**Task directions**
Word for word, retype every line of the data.

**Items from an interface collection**
========================================================================

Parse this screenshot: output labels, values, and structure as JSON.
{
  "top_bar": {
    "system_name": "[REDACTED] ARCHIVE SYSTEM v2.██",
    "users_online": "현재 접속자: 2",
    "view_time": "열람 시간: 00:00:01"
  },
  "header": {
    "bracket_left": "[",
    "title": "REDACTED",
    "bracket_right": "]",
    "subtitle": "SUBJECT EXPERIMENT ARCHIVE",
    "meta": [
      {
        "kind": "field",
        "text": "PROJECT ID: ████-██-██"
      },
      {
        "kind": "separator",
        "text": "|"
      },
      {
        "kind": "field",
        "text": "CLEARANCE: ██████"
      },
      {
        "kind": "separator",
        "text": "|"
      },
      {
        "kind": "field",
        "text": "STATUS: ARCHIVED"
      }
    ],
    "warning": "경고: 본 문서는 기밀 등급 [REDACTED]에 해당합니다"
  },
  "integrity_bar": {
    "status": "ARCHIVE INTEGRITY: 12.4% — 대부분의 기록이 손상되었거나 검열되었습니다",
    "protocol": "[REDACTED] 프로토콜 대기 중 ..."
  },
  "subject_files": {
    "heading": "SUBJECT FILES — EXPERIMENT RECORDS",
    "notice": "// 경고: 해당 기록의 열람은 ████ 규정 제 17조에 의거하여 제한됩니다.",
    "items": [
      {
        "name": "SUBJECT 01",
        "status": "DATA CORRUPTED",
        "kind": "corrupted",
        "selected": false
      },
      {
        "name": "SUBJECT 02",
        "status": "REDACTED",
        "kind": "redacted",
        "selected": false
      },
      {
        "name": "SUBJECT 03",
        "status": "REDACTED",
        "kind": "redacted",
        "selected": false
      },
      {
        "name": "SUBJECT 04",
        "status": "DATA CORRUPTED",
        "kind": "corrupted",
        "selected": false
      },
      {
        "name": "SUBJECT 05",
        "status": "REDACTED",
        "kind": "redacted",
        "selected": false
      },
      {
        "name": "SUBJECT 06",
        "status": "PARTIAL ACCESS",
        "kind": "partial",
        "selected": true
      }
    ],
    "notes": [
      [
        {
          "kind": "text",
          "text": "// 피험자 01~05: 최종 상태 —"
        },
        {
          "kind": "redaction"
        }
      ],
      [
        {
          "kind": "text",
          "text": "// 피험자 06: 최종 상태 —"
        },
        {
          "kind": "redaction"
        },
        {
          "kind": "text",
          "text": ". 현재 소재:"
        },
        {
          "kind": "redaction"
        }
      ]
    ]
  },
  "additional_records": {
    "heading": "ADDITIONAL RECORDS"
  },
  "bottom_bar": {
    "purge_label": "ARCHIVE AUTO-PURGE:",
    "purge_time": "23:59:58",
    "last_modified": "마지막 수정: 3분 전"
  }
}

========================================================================

**Your response**
Parse this screenshot: output labels, values, and structure as JSON.
{
  "top_bar": {
    "system_name": "[REDACTED] ARCHIVE SYSTEM v2.██",
    "users_online": "현재 접속자: 2",
    "view_time": "열람 시간: 00:00:01"
  },
  "header": {
    "bracket_left": "[",
    "title": "REDACTED",
    "bracket_right": "]",
    "subtitle": "SUBJECT EXPERIMENT ARCHIVE",
    "meta": [
      {
        "kind": "field",
        "text": "PROJECT ID: ████-██-██"
      },
      {
        "kind": "separator",
        "text": "|"
      },
      {
        "kind": "field",
        "text": "CLEARANCE: ██████"
      },
      {
        "kind": "separator",
        "text": "|"
      },
      {
        "kind": "field",
        "text": "STATUS: ARCHIVED"
      }
    ],
    "warning": "경고: 본 문서는 기밀 등급 [REDACTED]에 해당합니다"
  },
  "integrity_bar": {
    "status": "ARCHIVE INTEGRITY: 12.4% — 대부분의 기록이 손상되었거나 검열되었습니다",
    "protocol": "[REDACTED] 프로토콜 대기 중 ..."
  },
  "subject_files": {
    "heading": "SUBJECT FILES — EXPERIMENT RECORDS",
    "notice": "// 경고: 해당 기록의 열람은 ████ 규정 제 17조에 의거하여 제한됩니다.",
    "items": [
      {
        "name": "SUBJECT 01",
        "status": "DATA CORRUPTED",
        "kind": "corrupted",
        "selected": false
      },
      {
        "name": "SUBJECT 02",
        "status": "REDACTED",
        "kind": "redacted",
        "selected": false
      },
      {
        "name": "SUBJECT 03",
        "status": "REDACTED",
        "kind": "redacted",
        "selected": false
      },
      {
        "name": "SUBJECT 04",
        "status": "DATA CORRUPTED",
        "kind": "corrupted",
        "selected": false
      },
      {
        "name": "SUBJECT 05",
        "status": "REDACTED",
        "kind": "redacted",
        "selected": false
      },
      {
        "name": "SUBJECT 06",
        "status": "PARTIAL ACCESS",
        "kind": "partial",
        "selected": true
      }
    ],
    "notes": [
      [
        {
          "kind": "text",
          "text": "// 피험자 01~05: 최종 상태 —"
        },
        {
          "kind": "redaction"
        }
      ],
      [
        {
          "kind": "text",
          "text": "// 피험자 06: 최종 상태 —"
        },
        {
          "kind": "redaction"
        },
        {
          "kind": "text",
          "text": ". 현재 소재:"
        },
        {
          "kind": "redaction"
        }
      ]
    ]
  },
  "additional_records": {
    "heading": "ADDITIONAL RECORDS"
  },
  "bottom_bar": {
    "purge_label": "ARCHIVE AUTO-PURGE:",
    "purge_time": "23:59:58",
    "last_modified": "마지막 수정: 3분 전"
  }
}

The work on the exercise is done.